(Saved data entries)

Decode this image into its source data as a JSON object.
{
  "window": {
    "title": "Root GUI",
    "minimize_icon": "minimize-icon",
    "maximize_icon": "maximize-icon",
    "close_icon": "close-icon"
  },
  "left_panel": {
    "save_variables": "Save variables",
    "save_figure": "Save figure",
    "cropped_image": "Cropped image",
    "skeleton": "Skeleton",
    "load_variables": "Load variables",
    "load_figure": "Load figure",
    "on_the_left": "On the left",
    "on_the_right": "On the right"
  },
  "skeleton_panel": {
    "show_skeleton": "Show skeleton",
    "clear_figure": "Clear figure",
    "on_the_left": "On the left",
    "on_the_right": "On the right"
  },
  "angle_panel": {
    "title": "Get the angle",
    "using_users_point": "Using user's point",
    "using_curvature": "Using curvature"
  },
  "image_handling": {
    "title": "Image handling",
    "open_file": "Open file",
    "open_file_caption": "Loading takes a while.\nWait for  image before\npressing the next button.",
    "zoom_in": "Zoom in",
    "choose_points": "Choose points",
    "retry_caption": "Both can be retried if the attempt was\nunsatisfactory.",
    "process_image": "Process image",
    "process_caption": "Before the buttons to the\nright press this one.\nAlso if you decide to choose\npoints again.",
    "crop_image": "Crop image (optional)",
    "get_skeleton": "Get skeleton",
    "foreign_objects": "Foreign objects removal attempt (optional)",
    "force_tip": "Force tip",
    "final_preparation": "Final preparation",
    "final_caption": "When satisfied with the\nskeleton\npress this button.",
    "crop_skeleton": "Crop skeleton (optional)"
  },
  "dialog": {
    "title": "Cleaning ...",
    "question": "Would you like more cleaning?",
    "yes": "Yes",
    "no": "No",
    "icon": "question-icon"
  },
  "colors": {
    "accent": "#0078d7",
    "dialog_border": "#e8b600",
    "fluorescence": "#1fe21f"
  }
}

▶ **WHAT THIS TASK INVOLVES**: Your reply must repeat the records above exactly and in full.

▶ **WRITTEN SOLUTION**:
Decode this image into its source data as a JSON object.
{
  "window": {
    "title": "Root GUI",
    "minimize_icon": "minimize-icon",
    "maximize_icon": "maximize-icon",
    "close_icon": "close-icon"
  },
  "left_panel": {
    "save_variables": "Save variables",
    "save_figure": "Save figure",
    "cropped_image": "Cropped image",
    "skeleton": "Skeleton",
    "load_variables": "Load variables",
    "load_figure": "Load figure",
    "on_the_left": "On the left",
    "on_the_right": "On the right"
  },
  "skeleton_panel": {
    "show_skeleton": "Show skeleton",
    "clear_figure": "Clear figure",
    "on_the_left": "On the left",
    "on_the_right": "On the right"
  },
  "angle_panel": {
    "title": "Get the angle",
    "using_users_point": "Using user's point",
    "using_curvature": "Using curvature"
  },
  "image_handling": {
    "title": "Image handling",
    "open_file": "Open file",
    "open_file_caption": "Loading takes a while.\nWait for  image before\npressing the next button.",
    "zoom_in": "Zoom in",
    "choose_points": "Choose points",
    "retry_caption": "Both can be retried if the attempt was\nunsatisfactory.",
    "process_image": "Process image",
    "process_caption": "Before the buttons to the\nright press this one.\nAlso if you decide to choose\npoints again.",
    "crop_image": "Crop image (optional)",
    "get_skeleton": "Get skeleton",
    "foreign_objects": "Foreign objects removal attempt (optional)",
    "force_tip": "Force tip",
    "final_preparation": "Final preparation",
    "final_caption": "When satisfied with the\nskeleton\npress this button.",
    "crop_skeleton": "Crop skeleton (optional)"
  },
  "dialog": {
    "title": "Cleaning ...",
    "question": "Would you like more cleaning?",
    "yes": "Yes",
    "no": "No",
    "icon": "question-icon"
  },
  "colors": {
    "accent": "#0078d7",
    "dialog_border": "#e8b600",
    "fluorescence": "#1fe21f"
  }
}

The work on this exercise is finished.